Originally posted by JimOberg
Perfect 'fairy tale' UFO story, "long ago and far away", and thus immune to skeptical investigation, hence un-disprovable and inherently
unexplainable, and 'safe' to believe in.
What more could you want for 'UFO evidence'?
According to the UFO-researcher James Oberg, Russians have a taste for making up stories of old war and Space-heroes that can’t confime these storys as they are dead.
Originally posted by TheAssociate
reply to post by Turiddu
reply to post by JimOberg
Does it really make a difference whether it can be proven or debunked? I don't think anyone here is touting the incident as the Holy Grail. It's just an interesting, entertaining story. Lighten up.
Originally posted by Turiddu
reply to post by JimOberg
Taking place in the mysterious atmosphere of the Soviet Union during the Cold War we are left only with rumors and no hope of rational analysis. The popularity of Soviet UFO stories play on these feelings perfectly, as they let imaginative people invent stories with no hope of them being proven or not.
In the Soviet Union, the authorities generally hushed up cases of unexplained disappearance of people. However, in 1991, the KGB declassified some information about an An-2 airplane, which had vanished from the radar screens thirty years earlier near the city of Sverdlovsk with seven people aboard. Soon, a rescue team in the woods found the wrecks of the disintegrated airplane. Not a trace of bodies or a drop of blood inevitably present after similar crashes was found, only a circle of unclear origin 30 meters in diameter was burnt out on the ground not far from the crash site.
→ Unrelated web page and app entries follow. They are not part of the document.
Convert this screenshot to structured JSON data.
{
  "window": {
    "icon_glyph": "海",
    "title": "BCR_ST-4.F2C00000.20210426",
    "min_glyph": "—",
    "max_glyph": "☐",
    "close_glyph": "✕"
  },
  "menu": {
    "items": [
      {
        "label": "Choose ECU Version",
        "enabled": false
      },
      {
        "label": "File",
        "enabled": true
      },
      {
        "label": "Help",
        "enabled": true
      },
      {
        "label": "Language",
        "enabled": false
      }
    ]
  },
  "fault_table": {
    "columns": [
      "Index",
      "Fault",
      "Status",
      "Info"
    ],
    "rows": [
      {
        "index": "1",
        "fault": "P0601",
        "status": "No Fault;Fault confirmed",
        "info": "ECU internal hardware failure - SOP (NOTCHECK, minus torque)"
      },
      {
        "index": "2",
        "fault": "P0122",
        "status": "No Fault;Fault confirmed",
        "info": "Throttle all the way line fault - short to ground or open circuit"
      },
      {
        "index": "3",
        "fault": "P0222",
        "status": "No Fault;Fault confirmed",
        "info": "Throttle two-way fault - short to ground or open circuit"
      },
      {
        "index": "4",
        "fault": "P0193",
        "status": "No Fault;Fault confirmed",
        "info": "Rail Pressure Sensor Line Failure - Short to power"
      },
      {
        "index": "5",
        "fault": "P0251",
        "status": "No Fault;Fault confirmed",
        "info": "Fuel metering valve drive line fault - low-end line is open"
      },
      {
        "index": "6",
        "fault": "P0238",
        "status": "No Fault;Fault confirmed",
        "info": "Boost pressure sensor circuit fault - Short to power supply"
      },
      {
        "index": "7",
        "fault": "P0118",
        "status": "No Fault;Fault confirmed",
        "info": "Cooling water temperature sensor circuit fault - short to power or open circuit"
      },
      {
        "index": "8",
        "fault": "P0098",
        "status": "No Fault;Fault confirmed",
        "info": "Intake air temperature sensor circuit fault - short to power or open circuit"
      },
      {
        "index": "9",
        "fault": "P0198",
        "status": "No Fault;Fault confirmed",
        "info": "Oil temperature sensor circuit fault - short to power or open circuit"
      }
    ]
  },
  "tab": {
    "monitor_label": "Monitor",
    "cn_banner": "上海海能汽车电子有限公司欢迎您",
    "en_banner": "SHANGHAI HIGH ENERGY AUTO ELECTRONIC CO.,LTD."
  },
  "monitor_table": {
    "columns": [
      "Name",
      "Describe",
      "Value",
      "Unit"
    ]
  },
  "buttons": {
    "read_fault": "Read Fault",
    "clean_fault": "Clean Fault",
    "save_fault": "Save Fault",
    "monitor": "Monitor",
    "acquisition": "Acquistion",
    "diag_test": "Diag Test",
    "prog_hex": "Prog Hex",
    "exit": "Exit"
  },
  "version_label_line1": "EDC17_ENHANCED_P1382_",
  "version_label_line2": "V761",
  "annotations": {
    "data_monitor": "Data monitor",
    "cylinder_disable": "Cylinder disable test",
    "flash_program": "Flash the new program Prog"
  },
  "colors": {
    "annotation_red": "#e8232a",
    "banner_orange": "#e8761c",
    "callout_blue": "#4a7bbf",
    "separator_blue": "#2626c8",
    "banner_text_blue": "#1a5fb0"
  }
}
Later, the rescuers had to sign papers undertaking recognizance not to disclose anything they had seen.